(Continued from our January Number.)
"Don't you hear the General say,
IN writing the description of the part taken by the 1st Bengal Fusiliers in the operations before and at the capture of Delhi, I avoided, as much as possible, making mention of other corps; and where their gallant acts are introduced, it was more in allusion to, than as a chronicle of, their brave deeds. This I did intentionally, because it was so very difficult to obtain accurate information; and also, because I did not wish to trench on others who were anxious to record the acts of brave men who were personally known to them, and of whom they could write more fully than I possibly could.

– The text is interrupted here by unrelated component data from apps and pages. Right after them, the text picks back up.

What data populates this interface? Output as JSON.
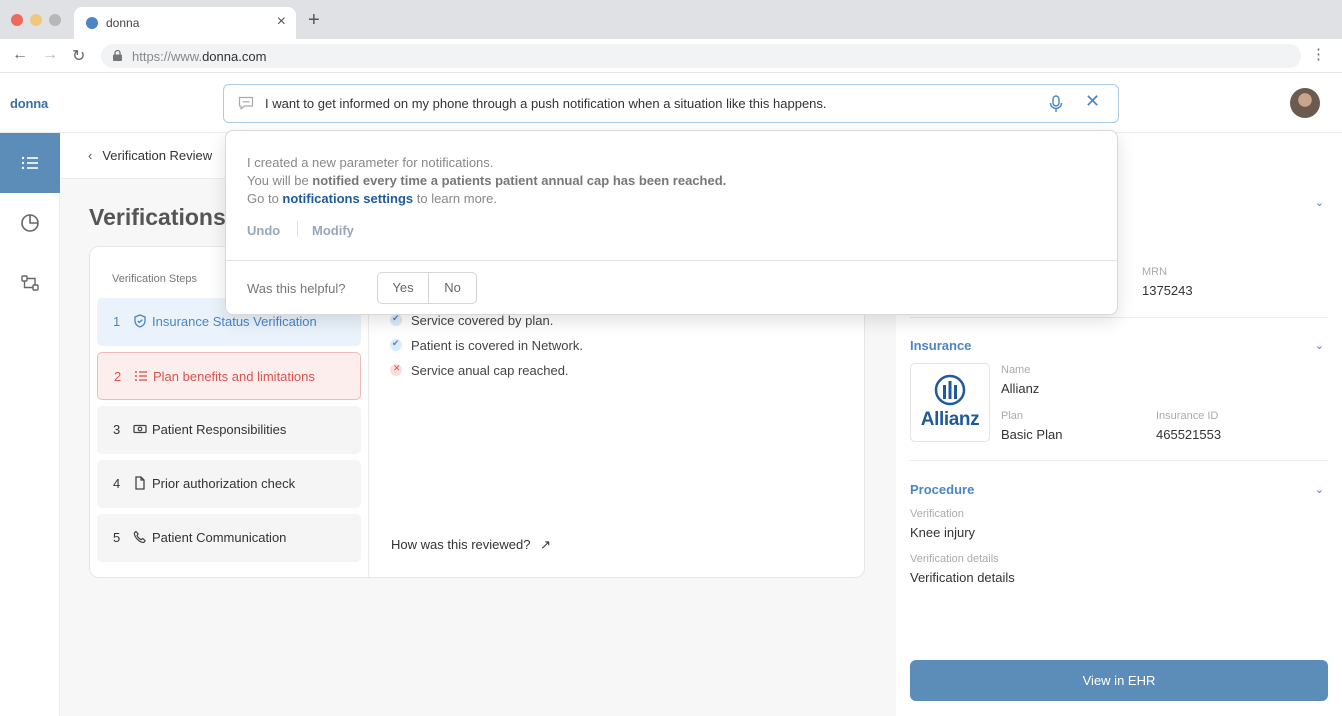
{
  "browser": {
    "tab_title": "donna",
    "url_prefix": "https://www.",
    "url_domain": "donna.com"
  },
  "app": {
    "logo": "donna",
    "command": {
      "text": "I want to get informed on my phone through a push notification when a situation like this happens."
    }
  },
  "breadcrumb": {
    "label": "Verification Review"
  },
  "page": {
    "title": "Verifications"
  },
  "steps": {
    "heading": "Verification Steps",
    "items": [
      {
        "num": "1",
        "label": "Insurance Status Verification",
        "icon": "shield-icon"
      },
      {
        "num": "2",
        "label": "Plan benefits and limitations",
        "icon": "list-icon"
      },
      {
        "num": "3",
        "label": "Patient Responsibilities",
        "icon": "cash-icon"
      },
      {
        "num": "4",
        "label": "Prior authorization check",
        "icon": "document-icon"
      },
      {
        "num": "5",
        "label": "Patient Communication",
        "icon": "phone-icon"
      }
    ]
  },
  "checks": [
    {
      "label": "Service covered by plan.",
      "status": "ok"
    },
    {
      "label": "Patient is covered in Network.",
      "status": "ok"
    },
    {
      "label": "Service anual cap reached.",
      "status": "fail"
    }
  ],
  "review_link": "How was this reviewed?",
  "popup": {
    "line1": "I created a new parameter for notifications.",
    "line2_prefix": "You will be ",
    "line2_bold": "notified every time a patients patient annual cap has been reached.",
    "line3_prefix": "Go to ",
    "line3_link": "notifications settings",
    "line3_suffix": " to learn more.",
    "undo": "Undo",
    "modify": "Modify",
    "helpful": "Was this helpful?",
    "yes": "Yes",
    "no": "No"
  },
  "panel": {
    "mrn_label": "MRN",
    "mrn_value": "1375243",
    "insurance": {
      "title": "Insurance",
      "logo_text": "Allianz",
      "name_label": "Name",
      "name_value": "Allianz",
      "plan_label": "Plan",
      "plan_value": "Basic Plan",
      "id_label": "Insurance ID",
      "id_value": "465521553"
    },
    "procedure": {
      "title": "Procedure",
      "verification_label": "Verification",
      "verification_value": "Knee injury",
      "details_label": "Verification details",
      "details_value": "Verification details"
    },
    "ehr_button": "View in EHR"
  },
  "colors": {
    "accent": "#5b8db8",
    "link": "#4a86c5",
    "danger": "#d9534f"
  }
}
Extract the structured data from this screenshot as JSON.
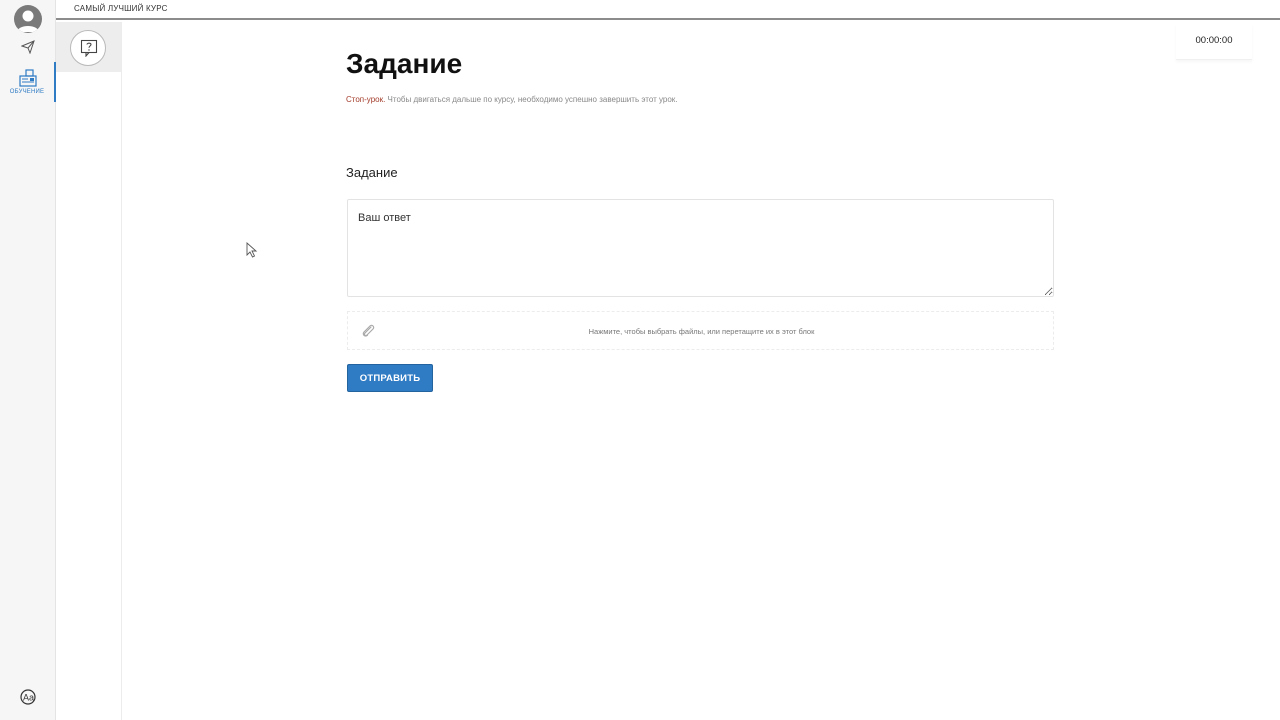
{
  "topbar": {
    "course_title": "САМЫЙ ЛУЧШИЙ КУРС"
  },
  "rail": {
    "items": [
      {
        "icon": "avatar-icon"
      },
      {
        "icon": "paper-plane-icon"
      },
      {
        "icon": "learning-icon",
        "label": "ОБУЧЕНИЕ",
        "active": true
      },
      {
        "icon": "font-size-icon"
      }
    ],
    "accent_color": "#2f7bc4"
  },
  "lesson_list": {
    "current_icon": "question-icon"
  },
  "main": {
    "title": "Задание",
    "stop_label": "Стоп-урок.",
    "stop_text": " Чтобы двигаться дальше по курсу, необходимо успешно завершить этот урок.",
    "section_title": "Задание",
    "answer_placeholder": "Ваш ответ",
    "dropzone_text": "Нажмите, чтобы выбрать файлы, или перетащите их в этот блок",
    "submit_label": "ОТПРАВИТЬ"
  },
  "timer": {
    "value": "00:00:00"
  }
}
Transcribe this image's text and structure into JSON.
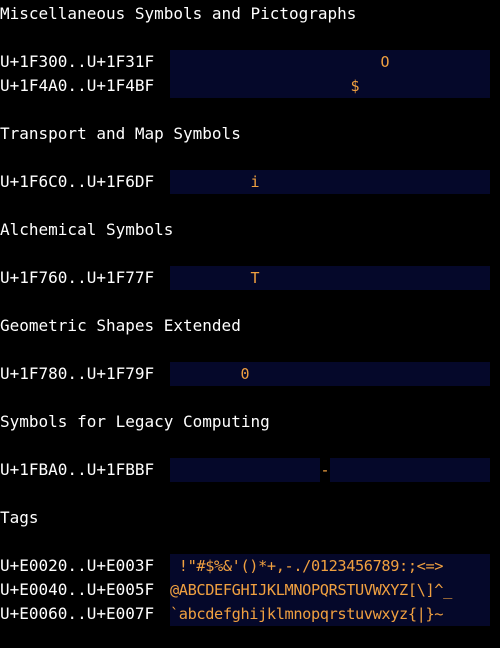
{
  "colors": {
    "background": "#000000",
    "text": "#ffffff",
    "strip_background": "#05082a",
    "glyph": "#f0a040"
  },
  "sections": [
    {
      "heading": "Miscellaneous Symbols and Pictographs",
      "rows": [
        {
          "range": "U+1F300..U+1F31F",
          "glyphs": [
            {
              "char": "O",
              "index": 21
            }
          ]
        },
        {
          "range": "U+1F4A0..U+1F4BF",
          "glyphs": [
            {
              "char": "$",
              "index": 18
            }
          ]
        }
      ]
    },
    {
      "heading": "Transport and Map Symbols",
      "rows": [
        {
          "range": "U+1F6C0..U+1F6DF",
          "glyphs": [
            {
              "char": "i",
              "index": 8
            }
          ]
        }
      ]
    },
    {
      "heading": "Alchemical Symbols",
      "rows": [
        {
          "range": "U+1F760..U+1F77F",
          "glyphs": [
            {
              "char": "T",
              "index": 8
            }
          ]
        }
      ]
    },
    {
      "heading": "Geometric Shapes Extended",
      "rows": [
        {
          "range": "U+1F780..U+1F79F",
          "glyphs": [
            {
              "char": "0",
              "index": 7
            }
          ]
        }
      ]
    },
    {
      "heading": "Symbols for Legacy Computing",
      "rows": [
        {
          "range": "U+1FBA0..U+1FBBF",
          "glyphs": [
            {
              "char": "-",
              "index": 15
            }
          ],
          "gaps": [
            15
          ]
        }
      ]
    },
    {
      "heading": "Tags",
      "rows": [
        {
          "range": "U+E0020..U+E003F",
          "text": " !\"#$%&'()*+,-./0123456789:;<=>"
        },
        {
          "range": "U+E0040..U+E005F",
          "text": "@ABCDEFGHIJKLMNOPQRSTUVWXYZ[\\]^_"
        },
        {
          "range": "U+E0060..U+E007F",
          "text": "`abcdefghijklmnopqrstuvwxyz{|}~"
        }
      ]
    }
  ]
}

In the following narrative I may probably, in some slight degree, deviate from this, since these reasons did not exist, or if so, in a very much less degree, as on moving out into the district, the Fusiliers then forming the chief European portion of the column, and the officers of this small force were all personally acquainted with one another.
For some time rumour had been busy; and the report went that Summul Khan, with a considerable portion of mutineers, consisting of a choice body of cavalry, with the whole of the Joudpore Legion, several Sepoys, and a force of some thousands of untrained rebels, with a battery of six guns, was about Kanoude, a large town about sixty miles west of Delhi. To quiet the district, and, if possible, bring these men to action, a force was sent out under Brigadier Showers, which did good service, and after some hard marching, returned to division headquarters, without having, however, been able to learn any particulars regarding the rebel army. This force captured three strongholds of the enemy, in which were many guns, and treasure said to amount to L.70,000 sterling.
On the return of this brigade, another force was sent out to the west,
having the same object in view. This column was placed under Colonel Gerrard, who had succeeded to the command of the 1st Fusiliers; and with him went "the old dirtyshirts."
We moved out of Delhi, and from the tents pitched near the Cashmere Gate, on the 9th November 1857, but only to get clear of the city, and to be in readiness for the march on the morrow, and therefore encamped on the glacis near the Ajmere Gate. Next morning we made a start, marching a short distance beyond the Kootub, where we halted. On the 11th we marched to Gurgong, and the next morning on to Pultowlee, through eighteen miles of sand -a most trying march for men and animals; indeed, this loose sand continued to offer a serious impediment during the succeeding marches, trying alike to men and cattle. The nights were cold; and though the air remained cool during the day in the shade, the sun always became unpleasantly hot about 9 A.M.
From Pultowlee we marched to Rewarree, where is a strong fort, which had been already occupied by the column under Brigadier Showers. It was taken without opposition, which was so far fortunate, for the defence of these places consists chiefly of a thick mud wall or bank, upon which cannon can make little or no impression, with a deep ditch. Within are well-built buildings. Both time and men would be lost in taking such posts, particularly as they are for the most part supplied with heavy guns. Here the Carabineers (two squadrons) joined us, having marched from Meerut, about eighty-eight miles, in four days. We were very glad to see the blue tunics, the prospect of a fight becoming more distinct.
From Rewarree we marched to Nemboot, where there was a most